### What is expected:
Among the records that follow, find each line holding the word "icon" and copy it.

### Data extract:
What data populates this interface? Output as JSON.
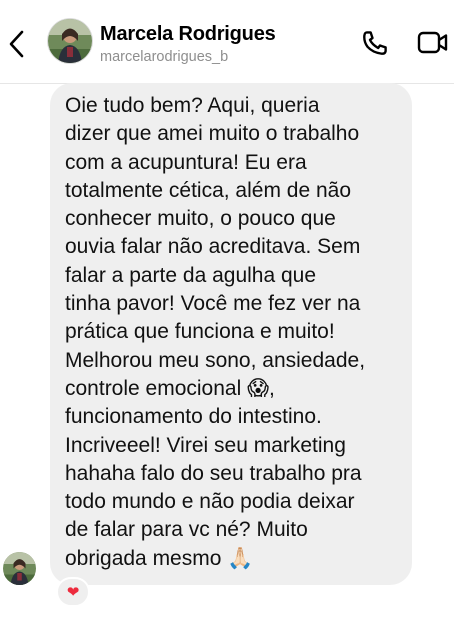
{
  "header": {
    "contact_name": "Marcela Rodrigues",
    "username": "marcelarodrigues_b",
    "back_icon": "chevron-left-icon",
    "call_icon": "phone-icon",
    "video_icon": "video-camera-icon"
  },
  "message": {
    "text": "Oie tudo bem? Aqui, queria\ndizer que amei muito o trabalho\ncom a acupuntura! Eu era\ntotalmente cética, além de não\nconhecer muito, o pouco que\nouvia falar não acreditava. Sem\nfalar a parte da agulha que\ntinha pavor! Você me fez ver na\nprática que funciona e muito!\nMelhorou meu sono, ansiedade,\ncontrole emocional 😱,\nfuncionamento do intestino.\nIncriveeel! Virei seu marketing\nhahaha falo do seu trabalho pra\ntodo mundo e não podia deixar\nde falar para vc né? Muito\nobrigada mesmo 🙏🏻",
    "reaction": "❤",
    "reaction_icon": "heart-reaction-icon"
  },
  "colors": {
    "bubble": "#efefef",
    "username": "#8e8e8e",
    "heart": "#ed2b3d"
  }
}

### Response to this exercise:
    "back_icon": "chevron-left-icon",
    "call_icon": "phone-icon",
    "video_icon": "video-camera-icon"
    "reaction_icon": "heart-reaction-icon"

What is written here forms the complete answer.